We recently analysed Intended Nationally Determined Contributions (INDCs) and NDCs of 124 countries for one of our clients. More specifically, we looked at adaptation priorities in the agricultural sector – fisheries and aquaculture, forestry, crops, livestock, and pastures. Yes, it was a tedious task, but definitely worthwhile. Here are our top five insights gained:
- Technology reliance: There is still an emphasis on technology transfer in many of the NDCs to address adaptation needs. However, this technology focus often ignores the capacity-building needed to successfully implement technological innovation.

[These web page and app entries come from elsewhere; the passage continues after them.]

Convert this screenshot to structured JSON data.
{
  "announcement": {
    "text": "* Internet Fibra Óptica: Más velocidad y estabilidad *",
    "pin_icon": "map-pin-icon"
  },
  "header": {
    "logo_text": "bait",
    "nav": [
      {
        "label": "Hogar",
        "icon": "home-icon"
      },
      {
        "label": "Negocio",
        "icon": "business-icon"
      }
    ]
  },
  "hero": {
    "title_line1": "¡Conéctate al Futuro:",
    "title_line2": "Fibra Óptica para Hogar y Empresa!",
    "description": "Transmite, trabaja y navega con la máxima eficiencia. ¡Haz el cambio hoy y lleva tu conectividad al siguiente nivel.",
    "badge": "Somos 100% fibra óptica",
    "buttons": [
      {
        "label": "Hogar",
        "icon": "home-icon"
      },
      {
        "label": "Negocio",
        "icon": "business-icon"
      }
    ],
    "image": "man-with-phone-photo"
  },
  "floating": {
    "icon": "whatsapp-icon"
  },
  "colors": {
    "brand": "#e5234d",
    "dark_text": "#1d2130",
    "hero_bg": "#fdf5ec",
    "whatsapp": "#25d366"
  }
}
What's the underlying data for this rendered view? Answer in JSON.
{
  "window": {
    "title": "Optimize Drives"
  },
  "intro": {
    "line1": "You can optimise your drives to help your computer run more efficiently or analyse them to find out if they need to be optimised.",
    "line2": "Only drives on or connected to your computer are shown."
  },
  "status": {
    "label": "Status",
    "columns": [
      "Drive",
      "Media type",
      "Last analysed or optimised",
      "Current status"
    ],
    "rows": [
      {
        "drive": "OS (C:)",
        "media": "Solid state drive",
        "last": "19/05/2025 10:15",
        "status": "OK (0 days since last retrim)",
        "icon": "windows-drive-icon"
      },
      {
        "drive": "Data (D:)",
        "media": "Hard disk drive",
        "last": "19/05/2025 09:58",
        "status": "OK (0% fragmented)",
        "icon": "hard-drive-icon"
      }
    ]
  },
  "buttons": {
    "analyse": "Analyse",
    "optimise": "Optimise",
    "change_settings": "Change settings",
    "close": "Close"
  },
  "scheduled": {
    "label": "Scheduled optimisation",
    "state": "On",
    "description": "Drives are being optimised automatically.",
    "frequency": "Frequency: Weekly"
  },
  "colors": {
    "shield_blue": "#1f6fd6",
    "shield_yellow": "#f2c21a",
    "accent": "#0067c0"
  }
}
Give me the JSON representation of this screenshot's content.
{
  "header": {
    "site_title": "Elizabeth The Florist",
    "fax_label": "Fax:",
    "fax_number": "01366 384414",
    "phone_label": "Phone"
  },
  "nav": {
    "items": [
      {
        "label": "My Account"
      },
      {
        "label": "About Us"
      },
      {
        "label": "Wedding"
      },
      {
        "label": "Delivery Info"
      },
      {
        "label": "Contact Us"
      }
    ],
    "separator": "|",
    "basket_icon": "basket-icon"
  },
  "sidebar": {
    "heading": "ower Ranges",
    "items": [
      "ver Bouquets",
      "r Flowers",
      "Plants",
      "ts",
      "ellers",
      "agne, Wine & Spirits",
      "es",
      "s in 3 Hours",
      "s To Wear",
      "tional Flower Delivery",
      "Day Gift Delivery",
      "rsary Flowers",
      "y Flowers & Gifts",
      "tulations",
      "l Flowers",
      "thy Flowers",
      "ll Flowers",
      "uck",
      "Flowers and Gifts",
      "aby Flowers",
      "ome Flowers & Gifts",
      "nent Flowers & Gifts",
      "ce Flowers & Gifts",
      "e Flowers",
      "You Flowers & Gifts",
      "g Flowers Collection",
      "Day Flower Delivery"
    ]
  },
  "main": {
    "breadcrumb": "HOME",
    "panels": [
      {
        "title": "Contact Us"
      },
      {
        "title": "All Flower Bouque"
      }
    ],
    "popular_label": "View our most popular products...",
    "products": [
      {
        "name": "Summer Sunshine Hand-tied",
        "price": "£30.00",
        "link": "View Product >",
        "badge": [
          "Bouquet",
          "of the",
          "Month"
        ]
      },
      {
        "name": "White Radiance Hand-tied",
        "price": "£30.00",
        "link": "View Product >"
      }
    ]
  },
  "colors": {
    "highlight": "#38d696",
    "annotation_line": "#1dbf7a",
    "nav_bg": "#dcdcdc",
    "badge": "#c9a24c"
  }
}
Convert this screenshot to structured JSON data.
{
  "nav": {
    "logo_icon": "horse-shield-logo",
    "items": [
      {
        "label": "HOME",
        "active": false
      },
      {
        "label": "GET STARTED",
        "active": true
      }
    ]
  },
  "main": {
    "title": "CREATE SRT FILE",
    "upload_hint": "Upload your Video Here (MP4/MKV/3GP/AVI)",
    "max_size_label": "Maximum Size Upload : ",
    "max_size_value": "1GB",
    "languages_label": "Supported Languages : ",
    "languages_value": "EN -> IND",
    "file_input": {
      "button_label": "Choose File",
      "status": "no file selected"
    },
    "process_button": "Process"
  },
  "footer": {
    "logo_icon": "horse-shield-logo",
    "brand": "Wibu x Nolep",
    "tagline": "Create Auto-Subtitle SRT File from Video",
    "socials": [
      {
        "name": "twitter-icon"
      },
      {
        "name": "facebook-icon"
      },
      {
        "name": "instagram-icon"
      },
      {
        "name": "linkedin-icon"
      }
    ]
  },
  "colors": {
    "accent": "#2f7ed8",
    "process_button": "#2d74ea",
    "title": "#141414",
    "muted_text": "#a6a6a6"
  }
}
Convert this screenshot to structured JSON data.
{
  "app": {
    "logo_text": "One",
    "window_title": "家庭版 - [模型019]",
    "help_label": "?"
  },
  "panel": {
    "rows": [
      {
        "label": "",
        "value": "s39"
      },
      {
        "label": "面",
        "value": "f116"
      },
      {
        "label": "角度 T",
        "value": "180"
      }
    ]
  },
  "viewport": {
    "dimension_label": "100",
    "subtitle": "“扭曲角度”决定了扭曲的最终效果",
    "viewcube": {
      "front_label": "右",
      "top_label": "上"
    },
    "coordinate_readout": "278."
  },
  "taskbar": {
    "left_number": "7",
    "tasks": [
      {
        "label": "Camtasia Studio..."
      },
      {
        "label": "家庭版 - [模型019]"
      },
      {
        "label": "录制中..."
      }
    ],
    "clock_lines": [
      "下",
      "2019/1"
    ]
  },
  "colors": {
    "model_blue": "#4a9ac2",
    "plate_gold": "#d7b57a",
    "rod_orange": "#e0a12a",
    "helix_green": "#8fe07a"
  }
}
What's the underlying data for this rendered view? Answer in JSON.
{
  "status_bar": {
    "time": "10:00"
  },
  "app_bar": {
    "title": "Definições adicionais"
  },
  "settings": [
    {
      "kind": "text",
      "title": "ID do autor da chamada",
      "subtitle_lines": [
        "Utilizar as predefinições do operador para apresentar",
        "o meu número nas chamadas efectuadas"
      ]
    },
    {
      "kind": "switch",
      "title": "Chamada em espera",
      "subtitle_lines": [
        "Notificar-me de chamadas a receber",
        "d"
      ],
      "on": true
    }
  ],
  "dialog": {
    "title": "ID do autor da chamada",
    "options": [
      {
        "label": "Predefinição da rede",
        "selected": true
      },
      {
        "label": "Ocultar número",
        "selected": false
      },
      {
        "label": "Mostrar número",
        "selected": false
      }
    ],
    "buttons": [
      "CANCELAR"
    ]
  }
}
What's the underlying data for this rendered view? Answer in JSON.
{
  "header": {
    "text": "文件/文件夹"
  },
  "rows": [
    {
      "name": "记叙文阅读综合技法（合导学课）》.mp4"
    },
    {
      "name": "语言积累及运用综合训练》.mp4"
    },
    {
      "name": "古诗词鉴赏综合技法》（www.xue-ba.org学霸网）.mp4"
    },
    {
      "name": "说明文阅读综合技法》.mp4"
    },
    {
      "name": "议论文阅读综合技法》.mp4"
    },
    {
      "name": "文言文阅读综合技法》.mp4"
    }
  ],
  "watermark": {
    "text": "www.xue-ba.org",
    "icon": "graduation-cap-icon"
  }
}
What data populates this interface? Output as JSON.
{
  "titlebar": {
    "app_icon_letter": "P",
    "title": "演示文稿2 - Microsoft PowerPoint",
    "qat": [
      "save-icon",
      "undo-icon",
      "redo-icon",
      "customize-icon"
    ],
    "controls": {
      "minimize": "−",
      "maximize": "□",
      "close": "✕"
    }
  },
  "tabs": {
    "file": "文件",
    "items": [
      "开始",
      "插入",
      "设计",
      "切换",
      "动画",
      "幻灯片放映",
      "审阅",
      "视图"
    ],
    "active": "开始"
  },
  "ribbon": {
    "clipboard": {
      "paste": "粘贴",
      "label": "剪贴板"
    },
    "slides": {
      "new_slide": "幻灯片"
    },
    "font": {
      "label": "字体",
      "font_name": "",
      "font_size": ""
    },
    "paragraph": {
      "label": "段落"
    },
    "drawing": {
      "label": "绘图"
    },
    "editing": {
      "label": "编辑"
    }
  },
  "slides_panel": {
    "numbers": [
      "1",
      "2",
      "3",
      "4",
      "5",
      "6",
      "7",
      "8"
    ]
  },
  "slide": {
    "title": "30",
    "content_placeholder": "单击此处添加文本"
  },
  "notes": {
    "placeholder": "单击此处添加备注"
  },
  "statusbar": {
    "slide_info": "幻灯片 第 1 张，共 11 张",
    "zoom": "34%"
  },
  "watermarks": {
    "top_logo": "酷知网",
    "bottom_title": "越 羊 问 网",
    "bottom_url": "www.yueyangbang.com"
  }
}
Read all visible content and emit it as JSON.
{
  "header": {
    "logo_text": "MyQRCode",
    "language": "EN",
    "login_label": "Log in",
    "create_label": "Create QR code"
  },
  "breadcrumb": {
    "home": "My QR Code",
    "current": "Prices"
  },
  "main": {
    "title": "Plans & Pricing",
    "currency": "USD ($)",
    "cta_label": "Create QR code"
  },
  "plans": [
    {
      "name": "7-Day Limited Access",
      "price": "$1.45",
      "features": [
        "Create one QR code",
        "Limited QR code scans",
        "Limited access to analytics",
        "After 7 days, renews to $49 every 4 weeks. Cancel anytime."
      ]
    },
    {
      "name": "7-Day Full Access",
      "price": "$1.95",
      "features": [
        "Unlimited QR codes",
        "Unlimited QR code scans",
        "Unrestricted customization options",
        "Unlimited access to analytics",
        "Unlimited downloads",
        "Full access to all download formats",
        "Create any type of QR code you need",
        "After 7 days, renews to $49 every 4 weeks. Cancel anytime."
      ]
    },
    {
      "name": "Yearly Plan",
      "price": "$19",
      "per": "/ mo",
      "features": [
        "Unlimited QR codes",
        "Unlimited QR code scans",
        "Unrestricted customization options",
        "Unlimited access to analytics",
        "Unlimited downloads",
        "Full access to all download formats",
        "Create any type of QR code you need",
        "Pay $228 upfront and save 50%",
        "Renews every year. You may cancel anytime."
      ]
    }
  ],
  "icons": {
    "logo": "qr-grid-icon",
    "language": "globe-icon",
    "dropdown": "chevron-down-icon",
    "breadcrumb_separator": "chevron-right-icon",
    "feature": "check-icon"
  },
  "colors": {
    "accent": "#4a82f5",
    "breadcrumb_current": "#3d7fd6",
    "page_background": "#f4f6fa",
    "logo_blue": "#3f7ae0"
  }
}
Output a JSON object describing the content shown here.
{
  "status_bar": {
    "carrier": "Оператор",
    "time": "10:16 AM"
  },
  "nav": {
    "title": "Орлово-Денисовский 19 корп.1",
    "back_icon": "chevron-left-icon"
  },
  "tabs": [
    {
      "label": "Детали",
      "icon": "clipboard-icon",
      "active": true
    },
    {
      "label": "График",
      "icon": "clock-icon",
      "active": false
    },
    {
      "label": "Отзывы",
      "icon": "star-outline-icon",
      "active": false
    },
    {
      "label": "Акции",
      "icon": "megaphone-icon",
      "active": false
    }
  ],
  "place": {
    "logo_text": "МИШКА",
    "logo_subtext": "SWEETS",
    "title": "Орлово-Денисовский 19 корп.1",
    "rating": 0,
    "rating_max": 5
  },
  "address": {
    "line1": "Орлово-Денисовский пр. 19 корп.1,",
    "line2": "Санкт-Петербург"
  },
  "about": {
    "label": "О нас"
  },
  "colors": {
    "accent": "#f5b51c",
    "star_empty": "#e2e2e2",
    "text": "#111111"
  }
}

- Ecosystem and Nature-based Adaptation is a key priority: Healthy ecosystems have been widely recognized in the NDCs as a key to resilient agricultural sectors. Conservation and rehabilitation of ecosystems, and the sustainable use of natural resources are commonly cited as priorities. The question is how to implement these at scale, and what funding mechanisms exist to encourage Ecosystem-based Adaptation?
- More room for social protection and DRM: Social protection, such as the diversification of livelihoods and weather derivatives, are more often prioritized in Africa than other continents. Disaster risk management (DRM) for agriculture could definitely find more room in most NDCs. Of the NDCs that include DRM measures (excluding insurance), climate information services are stated most frequently.
- Adaptation in forestry: Forestry is foremost recognized as a sector with mitigation potential. Its adaptation needs, however, are less often prioritized. Despite this negligence, most mitigation measures in the forestry sector have adaptation co-benefits, such as reforestation, forest protection and sustainable forest management.
- Continental differences: The extent to which agricultural adaptation priorities are included in NDCs varies between continents. Sub-Saharan Africa has the most "adaptation champions" – countries that state adaptation priorities in all agricultural sub-sectors. Latin America, Asia and the Pacific have the least champions. This is partially due to all sub-sectors being relevant in the majority of Sub-Saharan African countries (e.g. fisheries and/or aquaculture sector, pastures). It also shows that adaptation is a major concern in Africa.
Overall, NDCs vary significantly in their depth and scope. Some do not include adaptation at all, or only minimally. Others have comprehensive, sub-sector divided plans, occasionally linking them to existing policy and programmes. Adaptation priorities are usually broad terms, compressed into a few paragraphs – not nearly as detailed as mitigation priorities. This leaves room for countries and their partners to design measures that build capacity and fill adaptation gaps. At the same time, it can be more difficult to turn broad priorities into concrete adaptation action. Detailed or not, NDCs are an important policy instrument for strategic climate action and offer a chance to drive coordinated adaptation.
For a good collection and overview of INDCs/NDCs, see https://ndcpartnership.org.